    Chicks don’t like music like this. I like seeing women with my rock. I don’t mean soft shit either. Who is this for? Seriously?!?

  • Beleave

    How come the Nazgul 6 is only 13.6k? I tried it the other day and sounded like it had much higher output than that.

  • aiden

    is nazgul 6 strings passive or active pickup?

    • SeymourDuncanBlog

      All Nazgul pickups are passive.

  • Oska

    Does this guy have no legs…

  • Salvatore Pisano

    Anyone know the dimensions of these?

  • Dan Muench

    I played a Schecter Blackjack 6 with the Nazgul/Sentient combo in it.

    These are excellent pickups. At first I wanted to write them off as one trick ponies – djent djent, ok, whatever.

    Then I was intrigued by them days later so I went back to GC to run the Nazgul through my “GC Standard Test Amp”, The Marshall DSL100 half stack.

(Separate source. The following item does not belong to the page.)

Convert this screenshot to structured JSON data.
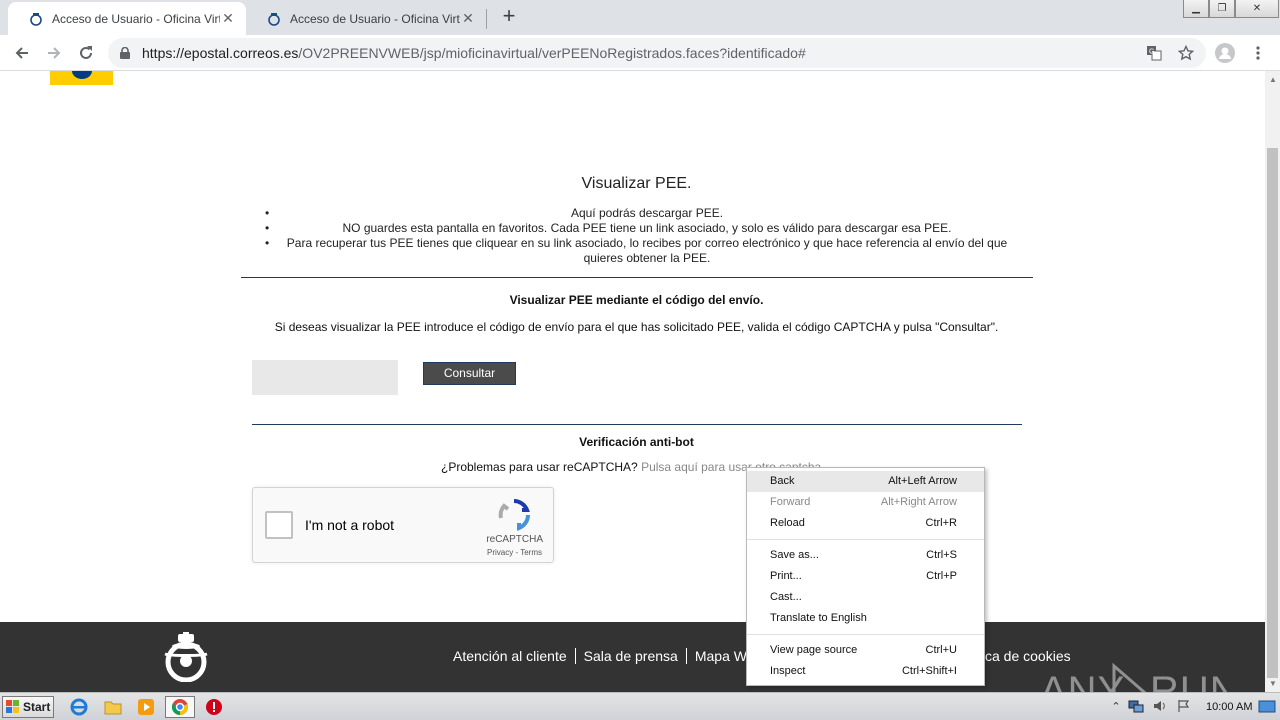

    Schnikes! Guitar aside – the Schecter is quite good, pity like PRS I simply don’t dig the image but plays great – this pickup of all things opened up my playing within minutes. Faster, more complex, & I tried it back to back witj another Schecter with EMG 81/85, & while the clarity was there, the tone was inferior and especially once one slowed down or wanted something a bit more traditional for Sabbath Zep Cream etc.

    And the way the single notes “leap” is far better on the SDs vs the EMGs.

    I brought my Laney AOR100 in to try next. This keeper is actually a bit too perfect for. Stoner and Doom that Thrash and “Modern” suffer a bit with my Custom SH5 or DD HB103B/Distortion.

    The Nazgul almost makes it into another amp entirely, from sludge factory to grindhouse with the rich Britishness all still intact. WICKED on the “Black Sabbath” trill!

    However the Pegasus looks like it’ll be my order. The Nazgul is aggressiveness defined, a 21sr Century Distortion. However while unlike the SH6 the Nazgul does do clean, it has just. a hair too much…fervor going on.

    The Pegasus doesn’t “sound exactly the same” but it can definitely do anything the Nazgul can and more from the looks of it. I have a very strong aggressive right hand alreasy so the extra nuance of the Pegasus will work better for everything and I simply ratchet up the attack on the strings for more aggro. Don’t need the “always on” pitbull of the Nazgul but it’s fun enough to consider for guitar #3!

    The Custom is staying put, it’s too perfect at what it does to leave. But the Pegasus/Sentient is going in the SG, & I’ll finally be able to go from SYL to Sabbath with one guitar just by playing differently.

    I wanted to say Duncan was old hat when the new Lace stuff came out, but the old man is still the Master. Bill Lawrence wishes he’d made these, & Dime would ADORE ’em.